_Exercise goal_
Find each line below containing the word "icon" and copy it.

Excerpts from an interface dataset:
********

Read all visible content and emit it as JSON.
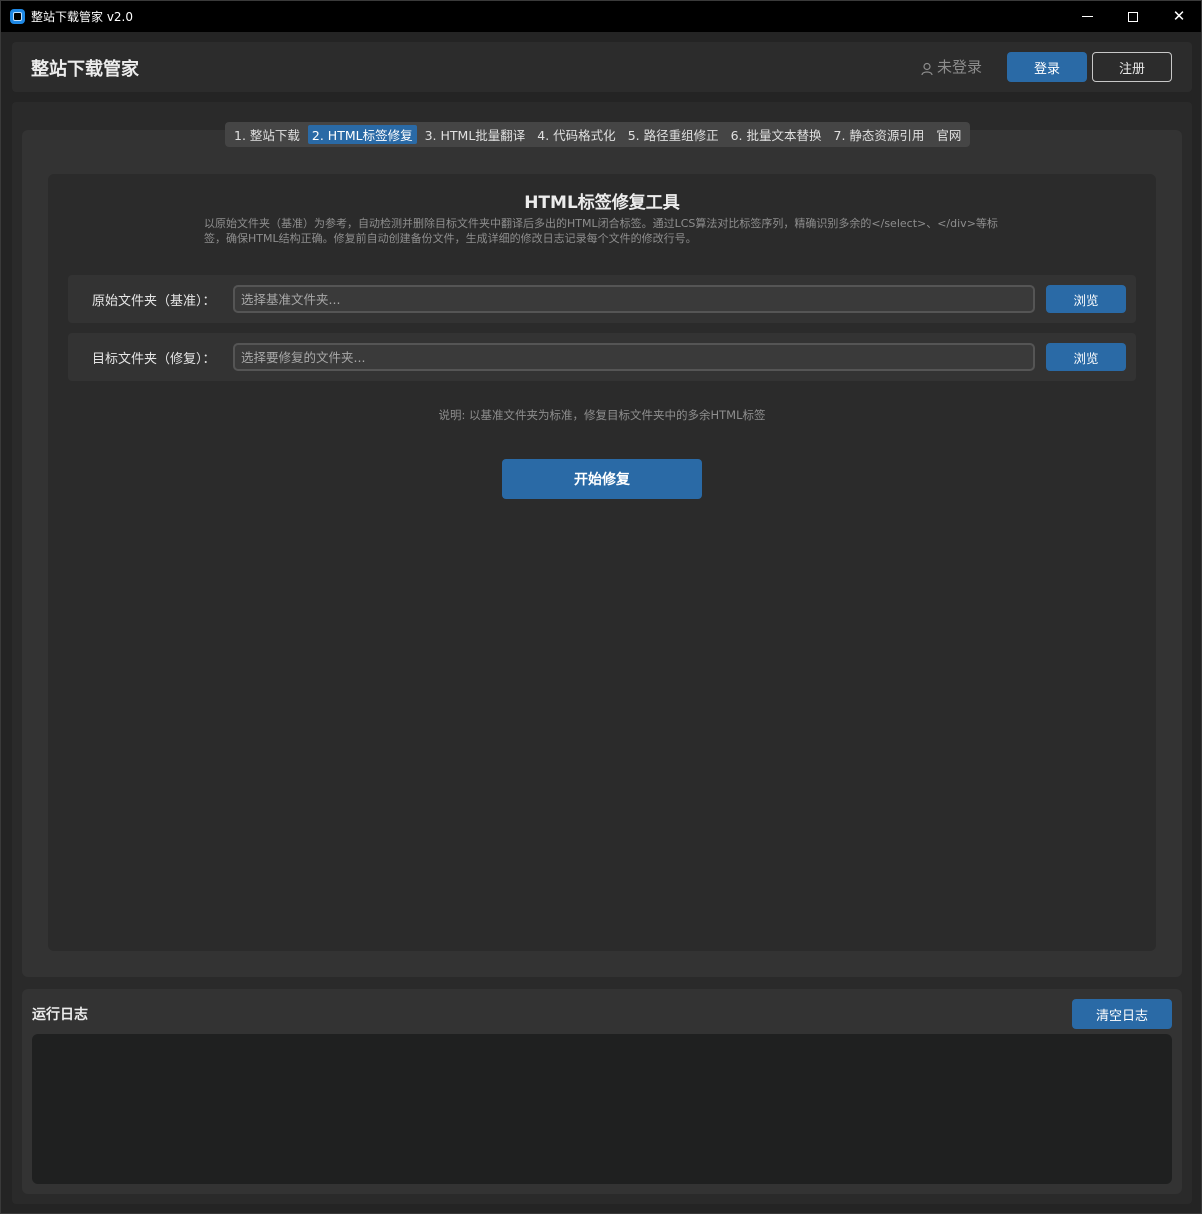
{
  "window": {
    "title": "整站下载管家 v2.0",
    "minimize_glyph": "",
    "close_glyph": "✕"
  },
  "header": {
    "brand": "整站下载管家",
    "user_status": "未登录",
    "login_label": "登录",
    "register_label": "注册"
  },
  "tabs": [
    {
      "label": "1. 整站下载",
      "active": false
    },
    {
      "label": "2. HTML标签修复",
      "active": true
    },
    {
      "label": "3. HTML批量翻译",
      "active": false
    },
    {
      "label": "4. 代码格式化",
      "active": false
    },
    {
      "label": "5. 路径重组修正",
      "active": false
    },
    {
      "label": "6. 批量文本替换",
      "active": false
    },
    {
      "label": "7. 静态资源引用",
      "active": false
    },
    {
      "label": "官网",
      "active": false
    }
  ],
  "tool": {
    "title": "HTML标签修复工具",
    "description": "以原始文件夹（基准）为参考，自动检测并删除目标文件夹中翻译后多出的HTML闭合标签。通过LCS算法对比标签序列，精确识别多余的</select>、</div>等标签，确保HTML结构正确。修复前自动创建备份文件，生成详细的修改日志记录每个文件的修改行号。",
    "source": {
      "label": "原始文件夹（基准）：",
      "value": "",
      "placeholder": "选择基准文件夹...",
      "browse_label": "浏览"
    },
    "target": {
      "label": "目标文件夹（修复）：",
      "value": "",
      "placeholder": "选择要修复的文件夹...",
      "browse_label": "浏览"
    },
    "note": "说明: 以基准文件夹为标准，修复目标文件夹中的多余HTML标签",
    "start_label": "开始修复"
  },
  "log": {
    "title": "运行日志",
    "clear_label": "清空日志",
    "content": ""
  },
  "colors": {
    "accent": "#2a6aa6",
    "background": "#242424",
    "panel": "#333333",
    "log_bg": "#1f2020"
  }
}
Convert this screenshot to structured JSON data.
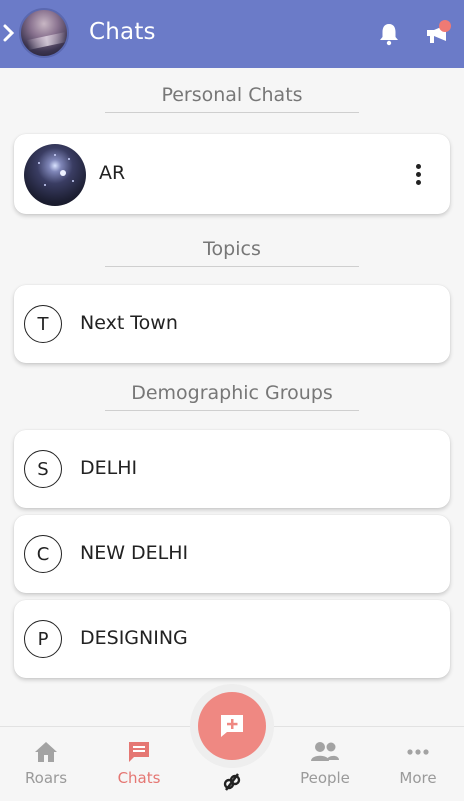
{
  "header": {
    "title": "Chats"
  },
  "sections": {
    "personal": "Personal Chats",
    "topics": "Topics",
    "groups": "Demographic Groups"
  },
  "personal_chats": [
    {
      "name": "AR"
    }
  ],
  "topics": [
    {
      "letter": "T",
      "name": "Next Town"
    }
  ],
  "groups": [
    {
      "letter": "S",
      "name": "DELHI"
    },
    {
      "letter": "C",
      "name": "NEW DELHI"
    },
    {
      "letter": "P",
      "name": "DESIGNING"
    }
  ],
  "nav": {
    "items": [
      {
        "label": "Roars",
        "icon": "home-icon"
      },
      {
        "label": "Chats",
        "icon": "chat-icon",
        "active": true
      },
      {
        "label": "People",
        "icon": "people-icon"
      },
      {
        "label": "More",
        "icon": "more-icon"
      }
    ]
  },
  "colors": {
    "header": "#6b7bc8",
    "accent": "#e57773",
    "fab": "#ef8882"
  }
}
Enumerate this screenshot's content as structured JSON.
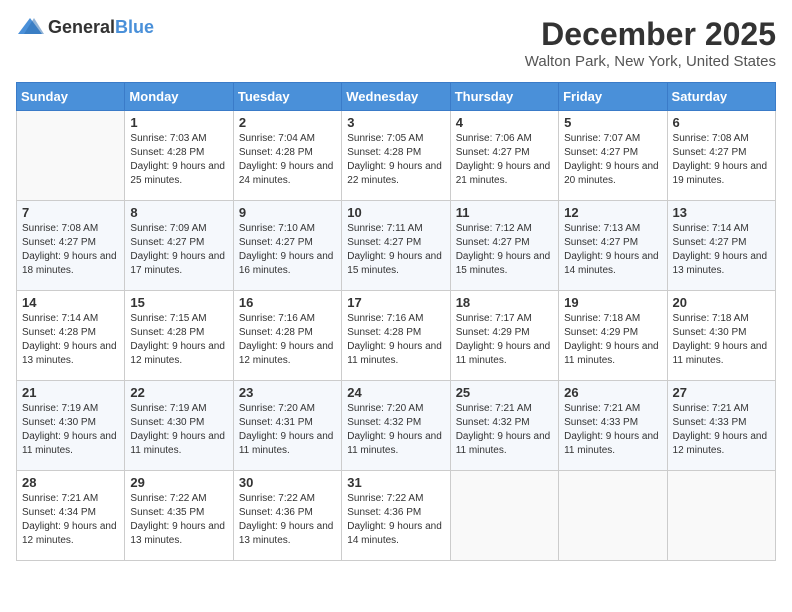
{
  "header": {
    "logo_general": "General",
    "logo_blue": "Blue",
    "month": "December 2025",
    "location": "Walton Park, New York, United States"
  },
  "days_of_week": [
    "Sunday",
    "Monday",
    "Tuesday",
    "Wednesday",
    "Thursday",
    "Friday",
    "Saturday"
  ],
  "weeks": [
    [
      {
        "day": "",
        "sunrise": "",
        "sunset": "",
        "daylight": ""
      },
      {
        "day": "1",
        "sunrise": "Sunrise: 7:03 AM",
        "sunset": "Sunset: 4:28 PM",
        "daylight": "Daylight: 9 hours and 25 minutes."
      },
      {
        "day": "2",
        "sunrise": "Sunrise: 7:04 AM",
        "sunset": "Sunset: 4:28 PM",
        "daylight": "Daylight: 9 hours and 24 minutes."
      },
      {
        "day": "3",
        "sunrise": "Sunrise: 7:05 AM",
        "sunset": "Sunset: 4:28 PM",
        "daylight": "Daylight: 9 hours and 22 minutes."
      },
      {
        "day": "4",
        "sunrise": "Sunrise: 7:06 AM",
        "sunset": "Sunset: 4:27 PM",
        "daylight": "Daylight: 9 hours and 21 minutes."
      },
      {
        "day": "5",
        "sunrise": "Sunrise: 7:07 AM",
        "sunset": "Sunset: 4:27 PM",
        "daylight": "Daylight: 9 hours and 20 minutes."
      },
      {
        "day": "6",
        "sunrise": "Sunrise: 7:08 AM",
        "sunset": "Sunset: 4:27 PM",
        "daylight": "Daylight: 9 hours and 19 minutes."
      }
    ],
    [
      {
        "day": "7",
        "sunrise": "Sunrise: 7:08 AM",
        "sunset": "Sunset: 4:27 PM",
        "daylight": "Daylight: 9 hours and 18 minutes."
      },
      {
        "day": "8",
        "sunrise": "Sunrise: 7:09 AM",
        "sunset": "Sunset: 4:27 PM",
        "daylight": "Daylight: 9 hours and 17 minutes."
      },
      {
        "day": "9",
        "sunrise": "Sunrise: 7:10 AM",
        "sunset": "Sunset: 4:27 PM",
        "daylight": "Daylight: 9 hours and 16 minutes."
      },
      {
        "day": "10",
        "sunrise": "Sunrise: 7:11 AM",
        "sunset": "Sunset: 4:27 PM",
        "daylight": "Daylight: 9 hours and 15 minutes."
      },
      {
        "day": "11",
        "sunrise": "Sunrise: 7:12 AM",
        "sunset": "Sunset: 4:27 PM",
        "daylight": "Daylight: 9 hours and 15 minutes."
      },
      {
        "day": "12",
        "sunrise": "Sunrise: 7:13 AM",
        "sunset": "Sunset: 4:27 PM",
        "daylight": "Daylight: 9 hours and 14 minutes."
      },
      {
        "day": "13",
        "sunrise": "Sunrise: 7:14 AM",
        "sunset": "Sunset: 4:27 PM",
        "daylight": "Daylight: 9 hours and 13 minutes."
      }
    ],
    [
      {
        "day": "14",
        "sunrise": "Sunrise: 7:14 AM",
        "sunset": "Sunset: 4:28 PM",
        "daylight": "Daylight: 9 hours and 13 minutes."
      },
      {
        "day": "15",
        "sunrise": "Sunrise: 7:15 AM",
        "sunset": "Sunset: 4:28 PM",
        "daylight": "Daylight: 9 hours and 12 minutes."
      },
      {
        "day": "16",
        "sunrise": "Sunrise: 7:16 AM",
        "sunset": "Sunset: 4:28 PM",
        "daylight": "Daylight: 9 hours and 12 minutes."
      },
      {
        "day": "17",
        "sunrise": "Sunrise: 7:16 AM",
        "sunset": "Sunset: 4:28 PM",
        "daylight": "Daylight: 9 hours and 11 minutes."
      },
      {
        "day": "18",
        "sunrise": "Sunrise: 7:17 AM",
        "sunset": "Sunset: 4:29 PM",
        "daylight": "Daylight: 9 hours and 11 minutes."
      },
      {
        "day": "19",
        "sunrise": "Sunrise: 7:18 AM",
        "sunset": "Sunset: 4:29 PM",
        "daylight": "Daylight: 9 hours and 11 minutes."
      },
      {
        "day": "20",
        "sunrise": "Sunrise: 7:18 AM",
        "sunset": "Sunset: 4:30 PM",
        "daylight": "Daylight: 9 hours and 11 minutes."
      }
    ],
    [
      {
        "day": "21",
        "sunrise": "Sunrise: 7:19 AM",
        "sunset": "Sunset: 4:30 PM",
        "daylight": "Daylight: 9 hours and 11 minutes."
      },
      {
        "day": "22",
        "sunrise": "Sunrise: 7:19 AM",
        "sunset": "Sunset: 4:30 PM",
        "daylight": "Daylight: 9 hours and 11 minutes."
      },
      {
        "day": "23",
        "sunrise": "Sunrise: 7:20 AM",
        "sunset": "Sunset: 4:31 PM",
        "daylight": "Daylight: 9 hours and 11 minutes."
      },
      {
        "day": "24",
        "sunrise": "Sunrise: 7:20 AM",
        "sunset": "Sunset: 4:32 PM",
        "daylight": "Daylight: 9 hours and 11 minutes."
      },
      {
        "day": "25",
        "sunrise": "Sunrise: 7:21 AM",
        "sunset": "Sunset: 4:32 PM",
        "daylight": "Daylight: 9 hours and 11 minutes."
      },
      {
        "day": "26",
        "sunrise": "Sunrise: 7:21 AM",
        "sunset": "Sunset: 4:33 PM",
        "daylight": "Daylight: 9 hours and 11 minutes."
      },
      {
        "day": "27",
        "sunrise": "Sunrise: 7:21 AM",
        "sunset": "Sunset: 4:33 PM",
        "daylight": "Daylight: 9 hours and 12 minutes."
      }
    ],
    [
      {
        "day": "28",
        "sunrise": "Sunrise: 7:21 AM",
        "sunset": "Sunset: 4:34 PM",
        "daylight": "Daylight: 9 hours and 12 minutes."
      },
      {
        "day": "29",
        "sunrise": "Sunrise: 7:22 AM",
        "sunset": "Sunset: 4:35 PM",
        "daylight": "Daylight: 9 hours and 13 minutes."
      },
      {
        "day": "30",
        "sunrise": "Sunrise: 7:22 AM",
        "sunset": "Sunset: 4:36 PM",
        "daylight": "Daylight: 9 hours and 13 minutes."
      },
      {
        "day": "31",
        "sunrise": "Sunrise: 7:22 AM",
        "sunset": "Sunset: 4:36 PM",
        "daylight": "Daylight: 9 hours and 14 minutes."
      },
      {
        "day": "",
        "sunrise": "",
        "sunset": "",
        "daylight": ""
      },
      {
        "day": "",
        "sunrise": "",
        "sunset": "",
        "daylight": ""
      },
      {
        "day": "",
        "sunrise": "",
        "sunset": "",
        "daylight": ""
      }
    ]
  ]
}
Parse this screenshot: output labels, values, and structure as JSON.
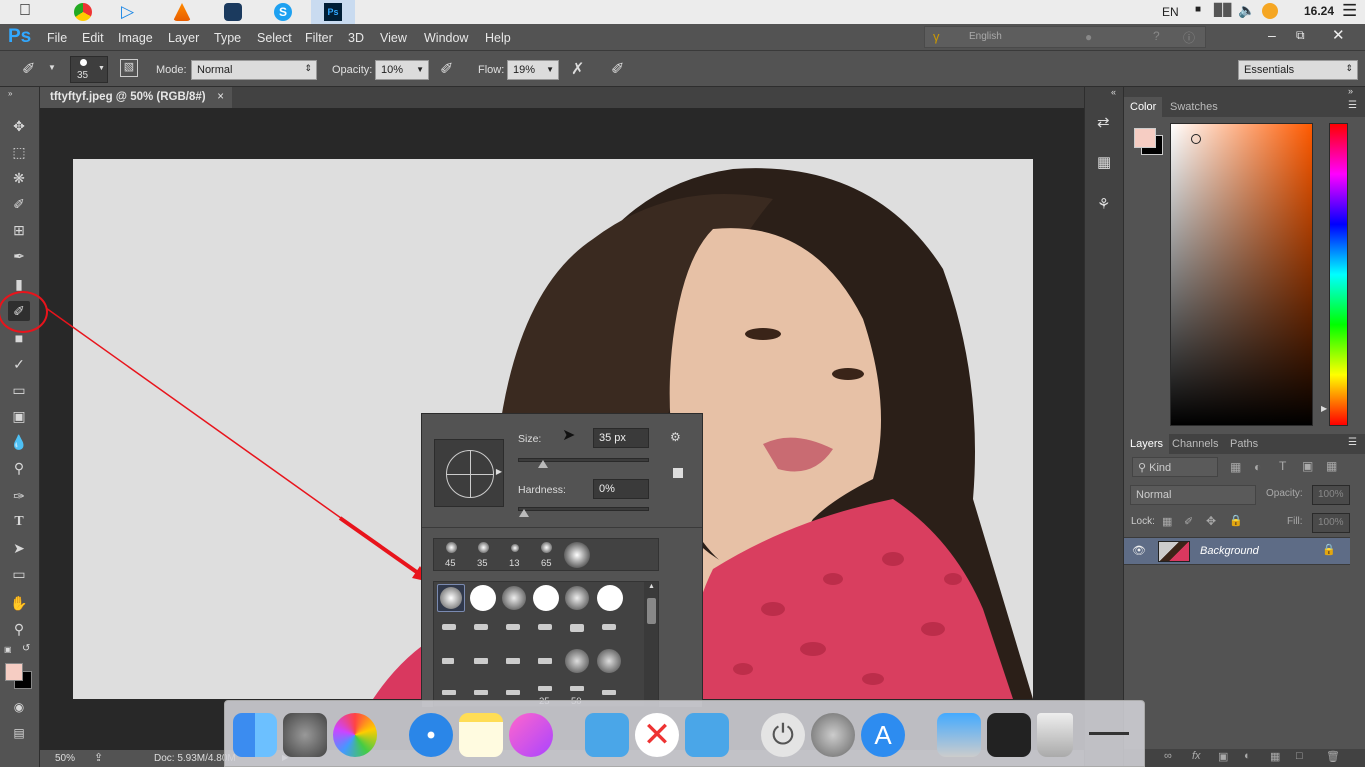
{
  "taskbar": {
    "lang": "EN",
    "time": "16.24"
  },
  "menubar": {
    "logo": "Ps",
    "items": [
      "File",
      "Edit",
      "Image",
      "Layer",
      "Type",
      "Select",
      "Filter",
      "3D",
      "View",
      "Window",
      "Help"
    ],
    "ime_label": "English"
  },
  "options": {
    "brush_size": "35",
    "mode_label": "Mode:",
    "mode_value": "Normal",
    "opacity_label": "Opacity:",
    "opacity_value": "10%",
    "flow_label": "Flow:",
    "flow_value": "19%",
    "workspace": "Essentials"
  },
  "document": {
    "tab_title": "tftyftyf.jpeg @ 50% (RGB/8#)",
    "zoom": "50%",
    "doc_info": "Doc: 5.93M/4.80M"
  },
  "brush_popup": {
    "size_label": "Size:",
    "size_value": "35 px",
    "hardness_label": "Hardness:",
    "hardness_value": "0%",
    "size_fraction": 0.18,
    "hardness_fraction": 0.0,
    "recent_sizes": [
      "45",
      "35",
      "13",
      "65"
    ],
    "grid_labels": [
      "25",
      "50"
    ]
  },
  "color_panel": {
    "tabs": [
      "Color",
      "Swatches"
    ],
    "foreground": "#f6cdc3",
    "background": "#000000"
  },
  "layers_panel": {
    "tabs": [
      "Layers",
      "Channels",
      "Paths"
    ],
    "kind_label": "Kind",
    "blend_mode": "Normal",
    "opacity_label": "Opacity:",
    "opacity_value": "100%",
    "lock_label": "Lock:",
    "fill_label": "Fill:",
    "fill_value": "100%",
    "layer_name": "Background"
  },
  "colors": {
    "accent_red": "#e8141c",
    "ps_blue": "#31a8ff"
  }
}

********

_Response_
        "icon": "home-icon"
        "icon": "chat-icon",
        "icon": "people-icon"
        "icon": "more-icon"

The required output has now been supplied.